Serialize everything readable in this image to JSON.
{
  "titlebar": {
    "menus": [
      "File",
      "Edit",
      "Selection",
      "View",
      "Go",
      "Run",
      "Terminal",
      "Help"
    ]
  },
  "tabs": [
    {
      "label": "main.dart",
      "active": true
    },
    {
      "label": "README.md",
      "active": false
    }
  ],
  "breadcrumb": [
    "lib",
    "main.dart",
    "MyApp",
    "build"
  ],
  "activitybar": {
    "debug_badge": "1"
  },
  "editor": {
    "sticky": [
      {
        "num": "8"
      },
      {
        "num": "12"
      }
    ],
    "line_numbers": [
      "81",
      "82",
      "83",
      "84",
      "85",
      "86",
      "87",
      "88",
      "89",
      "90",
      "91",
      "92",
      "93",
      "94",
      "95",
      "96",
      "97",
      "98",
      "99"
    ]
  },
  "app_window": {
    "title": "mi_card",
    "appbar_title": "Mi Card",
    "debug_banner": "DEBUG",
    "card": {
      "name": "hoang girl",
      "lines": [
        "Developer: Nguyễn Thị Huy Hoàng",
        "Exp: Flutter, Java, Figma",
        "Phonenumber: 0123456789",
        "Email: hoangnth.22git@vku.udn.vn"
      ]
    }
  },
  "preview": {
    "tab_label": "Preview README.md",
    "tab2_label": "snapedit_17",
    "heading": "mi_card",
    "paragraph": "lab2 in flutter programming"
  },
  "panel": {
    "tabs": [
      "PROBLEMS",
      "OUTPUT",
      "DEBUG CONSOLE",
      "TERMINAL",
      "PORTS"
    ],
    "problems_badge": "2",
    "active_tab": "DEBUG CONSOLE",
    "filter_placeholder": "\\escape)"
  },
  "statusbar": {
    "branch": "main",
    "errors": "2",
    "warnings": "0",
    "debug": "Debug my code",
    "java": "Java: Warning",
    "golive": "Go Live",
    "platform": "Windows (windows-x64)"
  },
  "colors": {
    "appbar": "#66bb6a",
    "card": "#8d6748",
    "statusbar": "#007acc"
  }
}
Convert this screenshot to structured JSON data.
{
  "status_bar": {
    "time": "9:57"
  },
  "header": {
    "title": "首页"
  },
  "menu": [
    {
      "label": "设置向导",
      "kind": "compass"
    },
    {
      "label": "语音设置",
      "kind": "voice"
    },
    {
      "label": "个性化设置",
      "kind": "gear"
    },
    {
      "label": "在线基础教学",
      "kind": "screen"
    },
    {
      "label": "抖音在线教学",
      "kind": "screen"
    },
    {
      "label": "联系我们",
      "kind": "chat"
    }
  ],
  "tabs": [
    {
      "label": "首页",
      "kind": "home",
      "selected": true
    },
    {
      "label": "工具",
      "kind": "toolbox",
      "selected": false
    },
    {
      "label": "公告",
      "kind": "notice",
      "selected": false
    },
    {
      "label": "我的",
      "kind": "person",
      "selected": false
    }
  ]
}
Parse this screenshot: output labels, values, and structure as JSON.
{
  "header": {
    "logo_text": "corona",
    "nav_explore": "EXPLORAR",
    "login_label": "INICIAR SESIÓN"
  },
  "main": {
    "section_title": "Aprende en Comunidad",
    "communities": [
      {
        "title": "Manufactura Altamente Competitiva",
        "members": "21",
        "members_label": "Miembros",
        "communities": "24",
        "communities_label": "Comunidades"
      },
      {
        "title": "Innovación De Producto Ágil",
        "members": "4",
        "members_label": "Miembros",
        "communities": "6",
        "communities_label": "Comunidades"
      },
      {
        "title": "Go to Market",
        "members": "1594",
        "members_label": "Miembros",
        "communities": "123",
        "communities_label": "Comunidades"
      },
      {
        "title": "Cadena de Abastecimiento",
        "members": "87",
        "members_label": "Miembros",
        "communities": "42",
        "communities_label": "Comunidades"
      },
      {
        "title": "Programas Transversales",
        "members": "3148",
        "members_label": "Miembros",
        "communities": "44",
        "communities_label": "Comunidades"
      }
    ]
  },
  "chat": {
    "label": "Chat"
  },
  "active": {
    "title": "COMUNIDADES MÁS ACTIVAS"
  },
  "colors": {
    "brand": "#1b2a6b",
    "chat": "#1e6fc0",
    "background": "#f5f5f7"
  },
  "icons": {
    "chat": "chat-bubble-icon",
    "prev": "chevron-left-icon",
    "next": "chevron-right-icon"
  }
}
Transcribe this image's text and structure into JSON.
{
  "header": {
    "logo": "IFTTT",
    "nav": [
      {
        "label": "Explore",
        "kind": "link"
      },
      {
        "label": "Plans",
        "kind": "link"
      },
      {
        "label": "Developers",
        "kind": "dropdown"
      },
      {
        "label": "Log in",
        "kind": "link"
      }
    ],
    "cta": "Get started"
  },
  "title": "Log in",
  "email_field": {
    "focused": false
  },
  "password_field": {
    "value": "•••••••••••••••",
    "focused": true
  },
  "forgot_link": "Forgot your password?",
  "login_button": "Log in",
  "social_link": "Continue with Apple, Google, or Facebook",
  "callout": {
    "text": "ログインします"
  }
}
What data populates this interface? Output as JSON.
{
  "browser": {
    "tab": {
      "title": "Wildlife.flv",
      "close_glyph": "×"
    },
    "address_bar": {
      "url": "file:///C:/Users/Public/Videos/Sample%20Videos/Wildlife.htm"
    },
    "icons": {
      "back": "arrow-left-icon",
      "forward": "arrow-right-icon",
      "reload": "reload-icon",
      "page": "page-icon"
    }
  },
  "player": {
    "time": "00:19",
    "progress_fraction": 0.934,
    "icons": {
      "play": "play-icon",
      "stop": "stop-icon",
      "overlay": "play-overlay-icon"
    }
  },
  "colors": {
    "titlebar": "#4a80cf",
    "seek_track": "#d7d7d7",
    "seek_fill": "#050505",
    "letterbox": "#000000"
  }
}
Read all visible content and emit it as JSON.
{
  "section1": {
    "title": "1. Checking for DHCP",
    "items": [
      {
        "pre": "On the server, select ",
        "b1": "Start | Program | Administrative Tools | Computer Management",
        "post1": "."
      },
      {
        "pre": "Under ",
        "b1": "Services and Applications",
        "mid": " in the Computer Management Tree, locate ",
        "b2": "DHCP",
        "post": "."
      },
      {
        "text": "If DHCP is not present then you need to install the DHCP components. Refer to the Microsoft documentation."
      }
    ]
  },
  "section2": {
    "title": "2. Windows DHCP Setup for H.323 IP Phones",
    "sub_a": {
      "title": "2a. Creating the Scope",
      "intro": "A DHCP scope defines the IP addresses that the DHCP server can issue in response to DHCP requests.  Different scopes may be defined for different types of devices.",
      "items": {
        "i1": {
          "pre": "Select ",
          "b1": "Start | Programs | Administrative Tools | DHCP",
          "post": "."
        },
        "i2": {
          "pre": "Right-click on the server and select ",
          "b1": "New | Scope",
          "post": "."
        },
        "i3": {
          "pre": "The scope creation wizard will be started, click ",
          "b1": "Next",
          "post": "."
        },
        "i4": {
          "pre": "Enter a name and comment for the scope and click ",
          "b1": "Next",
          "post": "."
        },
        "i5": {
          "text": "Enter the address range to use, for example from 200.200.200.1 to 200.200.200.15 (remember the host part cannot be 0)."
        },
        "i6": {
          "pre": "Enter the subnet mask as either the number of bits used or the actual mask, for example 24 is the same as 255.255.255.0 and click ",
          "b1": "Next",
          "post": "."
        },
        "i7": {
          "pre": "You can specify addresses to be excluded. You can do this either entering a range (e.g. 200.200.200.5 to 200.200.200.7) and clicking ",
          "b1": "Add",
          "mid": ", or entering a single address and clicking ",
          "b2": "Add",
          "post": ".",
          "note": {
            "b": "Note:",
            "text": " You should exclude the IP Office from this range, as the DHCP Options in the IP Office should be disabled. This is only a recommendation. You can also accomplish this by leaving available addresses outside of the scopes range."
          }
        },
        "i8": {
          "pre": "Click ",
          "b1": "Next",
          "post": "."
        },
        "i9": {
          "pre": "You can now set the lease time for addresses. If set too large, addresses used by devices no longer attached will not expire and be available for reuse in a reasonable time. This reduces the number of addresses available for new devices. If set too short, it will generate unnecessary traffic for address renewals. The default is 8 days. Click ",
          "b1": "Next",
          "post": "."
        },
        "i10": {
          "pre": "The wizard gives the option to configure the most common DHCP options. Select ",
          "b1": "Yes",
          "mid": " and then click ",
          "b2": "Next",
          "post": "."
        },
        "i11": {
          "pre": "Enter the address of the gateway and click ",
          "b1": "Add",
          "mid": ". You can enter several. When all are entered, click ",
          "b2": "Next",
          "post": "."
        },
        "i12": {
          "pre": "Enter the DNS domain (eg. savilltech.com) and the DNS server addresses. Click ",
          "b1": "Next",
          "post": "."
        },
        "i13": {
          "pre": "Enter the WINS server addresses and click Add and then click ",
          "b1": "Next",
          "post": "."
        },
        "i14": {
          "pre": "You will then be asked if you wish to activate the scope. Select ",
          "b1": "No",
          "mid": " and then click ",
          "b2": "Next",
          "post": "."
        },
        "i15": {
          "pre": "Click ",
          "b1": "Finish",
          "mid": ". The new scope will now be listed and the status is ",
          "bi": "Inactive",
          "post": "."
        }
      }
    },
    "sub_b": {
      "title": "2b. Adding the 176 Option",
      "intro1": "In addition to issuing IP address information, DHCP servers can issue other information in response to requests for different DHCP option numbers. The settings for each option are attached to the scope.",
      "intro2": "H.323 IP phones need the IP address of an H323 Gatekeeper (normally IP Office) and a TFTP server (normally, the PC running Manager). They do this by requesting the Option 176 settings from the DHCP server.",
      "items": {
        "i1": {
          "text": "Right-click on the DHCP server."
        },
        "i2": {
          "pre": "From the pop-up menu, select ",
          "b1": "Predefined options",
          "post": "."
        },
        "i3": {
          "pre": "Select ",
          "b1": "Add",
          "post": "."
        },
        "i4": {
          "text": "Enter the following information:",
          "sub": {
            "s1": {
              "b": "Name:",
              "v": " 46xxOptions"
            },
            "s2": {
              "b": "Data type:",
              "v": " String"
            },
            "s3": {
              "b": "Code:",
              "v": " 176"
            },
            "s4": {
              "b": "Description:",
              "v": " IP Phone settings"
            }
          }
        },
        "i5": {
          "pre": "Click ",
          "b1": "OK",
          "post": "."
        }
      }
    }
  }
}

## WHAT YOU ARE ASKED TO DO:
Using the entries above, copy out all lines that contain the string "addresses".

## RESPONSE AREA:
      "intro": "A DHCP scope defines the IP addresses that the DHCP server can issue in response to DHCP requests.  Different scopes may be defined for different types of devices.",
          "pre": "You can specify addresses to be excluded. You can do this either entering a range (e.g. 200.200.200.5 to 200.200.200.7) and clicking ",
            "text": " You should exclude the IP Office from this range, as the DHCP Options in the IP Office should be disabled. This is only a recommendation. You can also accomplish this by leaving available addresses outside of the scopes range."
          "pre": "You can now set the lease time for addresses. If set too large, addresses used by devices no longer attached will not expire and be available for reuse in a reasonable time. This reduces the number of addresses available for new devices. If set too short, it will generate unnecessary traffic for address renewals. The default is 8 days. Click ",
          "pre": "Enter the DNS domain (eg. savilltech.com) and the DNS server addresses. Click ",
          "pre": "Enter the WINS server addresses and click Add and then click ",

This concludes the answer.